What this task involves: Reproduce every line in the material below that holds "departure".

Material to process:
--- --- ---

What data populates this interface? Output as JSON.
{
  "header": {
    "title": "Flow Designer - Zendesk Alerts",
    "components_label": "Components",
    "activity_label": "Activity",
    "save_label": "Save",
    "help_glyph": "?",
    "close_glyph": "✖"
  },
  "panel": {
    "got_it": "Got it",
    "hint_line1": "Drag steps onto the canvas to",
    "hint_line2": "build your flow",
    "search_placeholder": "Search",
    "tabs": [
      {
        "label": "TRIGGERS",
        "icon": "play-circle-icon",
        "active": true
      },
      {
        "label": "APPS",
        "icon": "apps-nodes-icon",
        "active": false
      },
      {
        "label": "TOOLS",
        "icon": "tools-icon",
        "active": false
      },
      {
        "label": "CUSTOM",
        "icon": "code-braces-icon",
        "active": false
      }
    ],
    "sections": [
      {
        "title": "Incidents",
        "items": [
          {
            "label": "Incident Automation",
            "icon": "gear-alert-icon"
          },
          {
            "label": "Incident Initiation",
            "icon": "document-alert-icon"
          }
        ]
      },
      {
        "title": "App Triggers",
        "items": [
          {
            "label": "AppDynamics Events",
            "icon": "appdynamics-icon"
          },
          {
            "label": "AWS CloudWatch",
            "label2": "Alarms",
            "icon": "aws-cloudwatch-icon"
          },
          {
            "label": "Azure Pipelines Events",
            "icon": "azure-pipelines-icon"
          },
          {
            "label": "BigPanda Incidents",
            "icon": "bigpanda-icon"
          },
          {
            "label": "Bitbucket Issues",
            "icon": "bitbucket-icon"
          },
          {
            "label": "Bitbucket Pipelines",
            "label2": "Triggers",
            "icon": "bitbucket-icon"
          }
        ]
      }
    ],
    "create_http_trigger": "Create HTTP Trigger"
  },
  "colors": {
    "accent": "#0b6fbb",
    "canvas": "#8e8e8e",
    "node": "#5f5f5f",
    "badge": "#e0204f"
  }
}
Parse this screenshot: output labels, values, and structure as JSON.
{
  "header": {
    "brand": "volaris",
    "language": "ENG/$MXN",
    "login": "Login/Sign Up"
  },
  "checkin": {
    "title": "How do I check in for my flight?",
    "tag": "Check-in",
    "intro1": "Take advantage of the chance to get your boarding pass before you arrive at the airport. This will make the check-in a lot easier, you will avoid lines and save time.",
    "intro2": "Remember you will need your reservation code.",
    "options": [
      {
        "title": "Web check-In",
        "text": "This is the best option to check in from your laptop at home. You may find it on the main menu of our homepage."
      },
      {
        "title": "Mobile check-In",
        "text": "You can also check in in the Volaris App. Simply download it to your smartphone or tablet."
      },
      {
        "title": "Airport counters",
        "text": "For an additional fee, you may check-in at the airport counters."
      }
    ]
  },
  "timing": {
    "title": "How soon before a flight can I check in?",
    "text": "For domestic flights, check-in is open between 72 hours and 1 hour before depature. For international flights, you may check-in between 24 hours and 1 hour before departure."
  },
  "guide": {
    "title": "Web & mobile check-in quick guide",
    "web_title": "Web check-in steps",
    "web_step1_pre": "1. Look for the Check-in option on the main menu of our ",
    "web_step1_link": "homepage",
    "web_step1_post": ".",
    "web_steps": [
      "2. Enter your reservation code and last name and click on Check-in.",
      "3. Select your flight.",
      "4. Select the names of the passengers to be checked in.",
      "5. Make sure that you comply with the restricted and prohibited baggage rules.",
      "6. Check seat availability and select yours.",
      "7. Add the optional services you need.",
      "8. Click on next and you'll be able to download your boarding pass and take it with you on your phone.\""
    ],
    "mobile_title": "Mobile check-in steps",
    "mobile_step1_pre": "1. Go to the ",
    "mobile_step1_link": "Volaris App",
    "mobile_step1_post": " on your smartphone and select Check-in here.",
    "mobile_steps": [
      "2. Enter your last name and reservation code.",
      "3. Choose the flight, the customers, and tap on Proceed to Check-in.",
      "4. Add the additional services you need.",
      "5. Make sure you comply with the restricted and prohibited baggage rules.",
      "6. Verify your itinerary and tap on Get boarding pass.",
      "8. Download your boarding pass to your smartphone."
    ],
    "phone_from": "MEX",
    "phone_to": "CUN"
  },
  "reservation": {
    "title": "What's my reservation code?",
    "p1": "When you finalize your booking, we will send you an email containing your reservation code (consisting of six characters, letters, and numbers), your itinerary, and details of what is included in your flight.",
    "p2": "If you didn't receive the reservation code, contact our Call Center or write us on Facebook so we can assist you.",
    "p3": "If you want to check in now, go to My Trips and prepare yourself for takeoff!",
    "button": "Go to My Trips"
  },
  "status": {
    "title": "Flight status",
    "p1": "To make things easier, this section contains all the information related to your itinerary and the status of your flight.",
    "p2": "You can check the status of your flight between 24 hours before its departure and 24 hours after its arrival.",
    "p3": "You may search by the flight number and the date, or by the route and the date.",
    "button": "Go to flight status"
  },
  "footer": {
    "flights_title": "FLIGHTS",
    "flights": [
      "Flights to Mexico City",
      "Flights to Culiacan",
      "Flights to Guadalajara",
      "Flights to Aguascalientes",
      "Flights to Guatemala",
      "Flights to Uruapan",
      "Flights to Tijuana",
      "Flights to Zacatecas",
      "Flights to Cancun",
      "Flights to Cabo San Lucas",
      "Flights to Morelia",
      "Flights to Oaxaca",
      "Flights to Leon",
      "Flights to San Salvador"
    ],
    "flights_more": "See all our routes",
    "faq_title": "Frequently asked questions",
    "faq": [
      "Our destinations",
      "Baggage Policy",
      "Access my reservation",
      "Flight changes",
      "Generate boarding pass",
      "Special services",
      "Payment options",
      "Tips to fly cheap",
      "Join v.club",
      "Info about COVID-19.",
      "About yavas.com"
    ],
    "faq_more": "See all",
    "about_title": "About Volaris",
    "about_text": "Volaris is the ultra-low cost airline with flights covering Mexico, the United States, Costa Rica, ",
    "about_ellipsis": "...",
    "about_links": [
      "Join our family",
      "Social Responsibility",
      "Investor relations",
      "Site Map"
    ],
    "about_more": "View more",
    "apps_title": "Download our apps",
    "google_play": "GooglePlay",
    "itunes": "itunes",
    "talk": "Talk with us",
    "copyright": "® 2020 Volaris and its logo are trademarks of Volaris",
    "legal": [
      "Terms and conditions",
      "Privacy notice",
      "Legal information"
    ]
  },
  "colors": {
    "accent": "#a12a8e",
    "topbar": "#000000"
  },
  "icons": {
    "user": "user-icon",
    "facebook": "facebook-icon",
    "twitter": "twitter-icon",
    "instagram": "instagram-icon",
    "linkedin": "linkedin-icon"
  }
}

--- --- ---

Written solution:
    "text": "For domestic flights, check-in is open between 72 hours and 1 hour before depature. For international flights, you may check-in between 24 hours and 1 hour before departure."
    "p2": "You can check the status of your flight between 24 hours before its departure and 24 hours after its arrival.",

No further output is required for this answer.